Bojanowski: “Specific to demand, there’s a real question as to international reaction to this election and the effect Donald Trump has on people’s desire to travel to the U.S. Whether that’s a slow down or an actual decline … we don’t know yet. We feel there’s going to be a negative reaction and that there could be a slowdown or decline in foreign travel to the U.S. This is a place where a lot of people want to come to, but it might (become) a place people don’t want to come to. There’s tremendous negative reaction around the world.”
Will your company adjust its operations in any way as a result of this election? If so, how?
Martz: “(It) doesn’t change our investment strategy or approach to the business. We run our business with a long-term perspective.”
Dreher: “Not at all. It is business as usual for THG, and (we’re) optimistic about the future of both our industry and our great nation in general.”

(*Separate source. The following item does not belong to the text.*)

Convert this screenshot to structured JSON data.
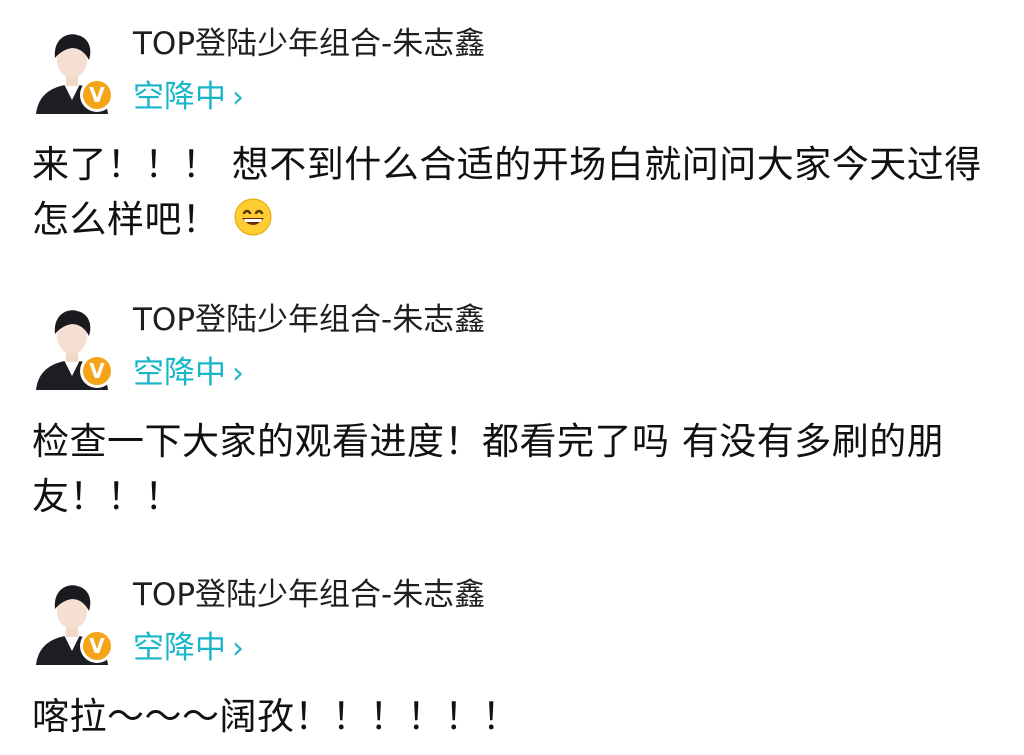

Wali: “At this time, we don’t anticipate changing our approach to business. We treat our customers, employees, partners and the members of our community fairly and with respect. That’s not going to change. And, to be honest, the country is not defined by the president, nor does a president single-handedly determine our fate. The overall economy has already proven it is resilient, and initial dips in the markets seem to be righting themselves. That, to me, is more meaningful than speculating on what may be to come.
Bojanowski: “We will not adjust our operations until we have a better understanding of what the impact is going to be. On (the day after the election), we had a meeting with our revenue team. We do have a daily report being produced now on key markets like New York City, Washington, D.C., San Francisco and Los Angeles—the kind of markets that are gateway cities. We’re watching very, very closely the cancelations occurring in hotels, the origins of those reservations. We’re also tightly monitoring the origins of reservations made in our hotels outside the country and the pace of those reservations. … There’s nothing alarming yet. We’ve seen some, but not at a level that’s alarming. The sample size is not statistically valid at this point in time.”
Additional thoughts on the results of the election:
Martz: “It looks like Alec Baldwin will now be a permanent cast member on (Saturday Night Live), so we have that to look forward to.”
Dreher: “In our humble opinion, no matter who we all voted for, it is time to put aside polarization on both sides and come together as a country. The president-elect has the bully pulpit and hopefully will set a refreshed optimistic tone. The president has expressed a positive transition of power the past couple of days and taken the high road, which says a lot about his character—that being country above party. In the end, we all have to remember how grateful and blessed we are to live in the best country in the world. We aren’t all perfect, yet our diversity, values, and strong democracy is unmatched in the world.”
Bojanowski: “Being based in Washington, D.C., and having a number of hotels in the area, a change in administration is a really good thing for demand in D.C. Inauguration is a good thing for demand. With the ‘drain the swamp’ approach from Donald Trump, we expect significantly higher levels of activity and demand for hotels around this election, in particular because the claims of essentially wiping out the status quo and everyone in it means new people coming in.”